Since the violent clashes in Charlottesville earlier this month, the debate over removing Confederate monuments is sparking other controversies.
In New York City, for instance, there are growing calls to remove the statue of Christopher Columbus that stands atop a plinth in the middle of the famed traffic circle that bears the name of the Italian explorer.
On the campus of the University of Southern California, the director of the school’s Black Student Assembly has criticized the Trojan mascot’s horse because its name is similar to the one Robert E. Lee rode.
And in Memphis, a group of protestors began digging up the grave of dead Confederate general and Ku Klux Klan member Nathan Bedford Forrest.
While cities like Baltimore and New Orleans have torn down their memorials to the Confederacy, some historians, free speech groups and politicians are now questioning how far the movement against the country’s controversial statues will go and how their removal will impact discussions of the Civil War and other divisive moments in U.S. history.
“Removing these statues facilitates people forgetting about the bad old days,” Alfred Brophy, a professor at the University of Alabama School of Law, told Fox News. “We have this idea that it is all about morals, but you have to contextualize these issues.”
Brophy added: “These statues create a conversation about our history and the dark days of our country.”
His sentiments were echoed by the mayor of the town at the center of the statue debate.
Writing in the Washington Post, Charlottesville Mayor Michael Signer called the nighttime white nationalist demonstration that preceded the violent clashes “appalling” and “repellent,” but defended his vote not to remove the Lee statue.
Signer noted that a city commission’s report found that many African-Americans in Charlottesville opposed removing the statue “on the grounds that that it would be yet another example of hiding their experience.”
We shouldn’t honor the dishonorable Confederate cause, but we shouldn’t try to erase it, either...As philosopher George Santayana said, ‘Those who cannot remember the past are condemned to repeat it.’
“We shouldn’t honor the dishonorable Confederate cause, but we shouldn’t try to erase it, either,” Singer wrote. “As philosopher George Santayana said, ‘Those who cannot remember the past are condemned to repeat it.’”
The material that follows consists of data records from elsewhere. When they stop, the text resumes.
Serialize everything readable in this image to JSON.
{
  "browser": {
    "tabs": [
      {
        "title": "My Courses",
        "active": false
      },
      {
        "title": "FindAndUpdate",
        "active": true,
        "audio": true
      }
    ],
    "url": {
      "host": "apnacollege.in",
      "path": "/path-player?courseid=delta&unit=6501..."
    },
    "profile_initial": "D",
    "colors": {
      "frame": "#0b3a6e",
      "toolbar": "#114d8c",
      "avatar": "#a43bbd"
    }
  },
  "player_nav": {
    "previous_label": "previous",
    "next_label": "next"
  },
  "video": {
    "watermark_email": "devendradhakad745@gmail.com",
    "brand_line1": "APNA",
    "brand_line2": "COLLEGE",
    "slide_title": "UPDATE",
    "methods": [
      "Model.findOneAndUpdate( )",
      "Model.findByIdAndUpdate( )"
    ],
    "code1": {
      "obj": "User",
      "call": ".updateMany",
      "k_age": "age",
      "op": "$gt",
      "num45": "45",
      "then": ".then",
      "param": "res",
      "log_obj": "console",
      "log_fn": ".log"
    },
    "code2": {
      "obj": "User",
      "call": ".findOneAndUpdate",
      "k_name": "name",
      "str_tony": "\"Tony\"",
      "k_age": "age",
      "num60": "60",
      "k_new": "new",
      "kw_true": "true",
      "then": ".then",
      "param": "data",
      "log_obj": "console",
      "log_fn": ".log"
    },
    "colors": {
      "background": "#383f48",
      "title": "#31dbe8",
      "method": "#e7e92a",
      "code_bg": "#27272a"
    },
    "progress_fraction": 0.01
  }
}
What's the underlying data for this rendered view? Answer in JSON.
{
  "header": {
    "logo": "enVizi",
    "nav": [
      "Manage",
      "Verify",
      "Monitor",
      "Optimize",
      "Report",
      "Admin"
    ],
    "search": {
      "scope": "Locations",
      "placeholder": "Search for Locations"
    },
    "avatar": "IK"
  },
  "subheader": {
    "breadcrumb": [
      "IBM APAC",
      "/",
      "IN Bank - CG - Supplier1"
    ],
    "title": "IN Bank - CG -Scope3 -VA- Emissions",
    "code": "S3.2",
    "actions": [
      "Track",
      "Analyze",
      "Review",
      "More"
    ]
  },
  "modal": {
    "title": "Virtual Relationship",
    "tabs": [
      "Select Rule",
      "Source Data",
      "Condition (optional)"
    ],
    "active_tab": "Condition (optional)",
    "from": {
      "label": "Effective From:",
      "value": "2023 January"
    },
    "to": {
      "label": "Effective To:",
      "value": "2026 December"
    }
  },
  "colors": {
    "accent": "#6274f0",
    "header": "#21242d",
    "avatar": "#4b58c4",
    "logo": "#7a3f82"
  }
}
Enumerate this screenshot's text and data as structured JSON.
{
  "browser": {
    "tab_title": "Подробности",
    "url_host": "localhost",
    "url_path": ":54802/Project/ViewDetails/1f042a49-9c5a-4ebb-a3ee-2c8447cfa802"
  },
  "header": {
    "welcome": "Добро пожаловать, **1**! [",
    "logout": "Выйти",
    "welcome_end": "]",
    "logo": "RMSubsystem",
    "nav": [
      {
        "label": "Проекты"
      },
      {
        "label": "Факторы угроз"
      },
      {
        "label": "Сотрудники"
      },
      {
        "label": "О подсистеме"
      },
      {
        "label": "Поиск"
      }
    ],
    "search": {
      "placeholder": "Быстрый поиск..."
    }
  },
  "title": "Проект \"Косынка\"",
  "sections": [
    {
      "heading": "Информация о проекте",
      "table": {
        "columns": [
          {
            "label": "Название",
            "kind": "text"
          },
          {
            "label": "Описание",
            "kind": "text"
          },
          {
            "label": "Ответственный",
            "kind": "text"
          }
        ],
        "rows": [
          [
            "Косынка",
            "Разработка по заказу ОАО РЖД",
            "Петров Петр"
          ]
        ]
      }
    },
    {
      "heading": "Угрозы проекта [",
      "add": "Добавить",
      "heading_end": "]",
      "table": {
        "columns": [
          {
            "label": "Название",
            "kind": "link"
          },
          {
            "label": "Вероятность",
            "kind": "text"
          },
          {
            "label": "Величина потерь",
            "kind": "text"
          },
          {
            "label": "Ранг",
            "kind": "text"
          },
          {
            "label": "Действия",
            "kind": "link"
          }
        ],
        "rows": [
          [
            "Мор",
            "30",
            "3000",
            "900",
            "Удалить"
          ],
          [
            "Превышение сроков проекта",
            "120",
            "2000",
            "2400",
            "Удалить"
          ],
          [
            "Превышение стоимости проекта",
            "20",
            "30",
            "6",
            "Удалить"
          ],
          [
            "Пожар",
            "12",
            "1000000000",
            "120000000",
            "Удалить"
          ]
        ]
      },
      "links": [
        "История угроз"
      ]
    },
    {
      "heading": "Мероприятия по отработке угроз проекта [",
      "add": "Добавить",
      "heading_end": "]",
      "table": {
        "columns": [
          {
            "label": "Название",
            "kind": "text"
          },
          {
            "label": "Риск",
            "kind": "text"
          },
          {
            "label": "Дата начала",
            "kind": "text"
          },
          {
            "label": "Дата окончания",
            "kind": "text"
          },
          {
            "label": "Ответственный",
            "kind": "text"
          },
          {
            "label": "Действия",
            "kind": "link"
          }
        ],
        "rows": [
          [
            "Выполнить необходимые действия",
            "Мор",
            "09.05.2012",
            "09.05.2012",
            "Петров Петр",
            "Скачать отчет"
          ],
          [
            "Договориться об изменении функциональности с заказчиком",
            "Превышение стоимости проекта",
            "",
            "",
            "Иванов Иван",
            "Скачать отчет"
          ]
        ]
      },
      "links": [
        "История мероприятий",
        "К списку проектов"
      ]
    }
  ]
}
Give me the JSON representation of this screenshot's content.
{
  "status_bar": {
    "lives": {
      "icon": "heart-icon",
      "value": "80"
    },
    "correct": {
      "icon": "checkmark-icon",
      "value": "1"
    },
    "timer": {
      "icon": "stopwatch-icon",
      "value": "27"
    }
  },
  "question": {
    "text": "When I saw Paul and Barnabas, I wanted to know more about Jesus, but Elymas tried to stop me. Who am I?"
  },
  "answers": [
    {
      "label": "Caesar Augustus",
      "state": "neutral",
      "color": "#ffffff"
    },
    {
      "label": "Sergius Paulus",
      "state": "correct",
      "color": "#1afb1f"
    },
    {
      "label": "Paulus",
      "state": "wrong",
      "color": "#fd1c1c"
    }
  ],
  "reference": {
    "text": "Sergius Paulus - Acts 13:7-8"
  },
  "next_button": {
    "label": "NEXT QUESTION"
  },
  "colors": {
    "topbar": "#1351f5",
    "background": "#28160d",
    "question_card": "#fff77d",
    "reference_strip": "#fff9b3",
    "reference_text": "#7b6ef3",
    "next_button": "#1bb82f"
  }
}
Others, however, argue that the current fervor to remove these contentious memorials – Confederate or otherwise – is warranted and that if people really want to create a discussion about U.S. history there are better places do that than in a public park.
“Putting these statues in museums would be a great idea,” John Fabian Witt, a professor at Yale Law School, told Fox News. “That way we are able to keep these things and allow people to learn about an ugly part of this country’s history, but keep them outside of the public space.”
Instead of taking down these statues from public areas, Brophy said there are other ways to steer the discussion about the country’s history without putting them in a museum.
He said Talbot County, Maryland, is a good example.
The Eastern Shore county – located across the Chesapeake Bay from Baltimore and the birthplace of early civil rights leader Frederick Douglass – has for decades featured a memorial to the “Talbot Boys,” local men who fought for the Confederacy during the Civil War, at its courthouse.
Six years ago, in response to the pressure from local activists, the county erected a statute to the abolitionist Douglass on the same courthouse house grounds.
"I think it shows how this community has changed from a time when black people weren't allowed to even be on the courthouse lawn, and now we have a monument to a black man who was one of the most prominent figures of the 19th century," said Eric Lowery, president of the Frederick Douglass Honor Society. "It's truly a community project."
There also appears to be more support for keeping statues around than earlier reports indicated.
A number of recent polls have shown that the majority of American favor keeping them as historical symbols. A recent NPR/PBS/Marist poll found that 62 percent favor keeping up confederate memorials compared to just 27 percent that want them removed.
Even the NAACP has decried all the attention paid to those calling for the removal of statues, saying that the current argument over these memorials deflect attention from actual policy issues that affect the lives of African-Americans.
“We have to be careful that we not allow symbolism to override substance. Right now, we’re focused on bringing the statues down,” Rev. Wendell Anthony, the president of the Detroit chapter of the NAACP, said last week, according to the Detroit Free Press. “Let’s be very clear, the Confederacy fought against the rights of black folks to be free. That’s who they were.”
Anthony added: “But if we take down statues but leave up the policies, we still have not done our job.”
The Associated Press contributed to this report.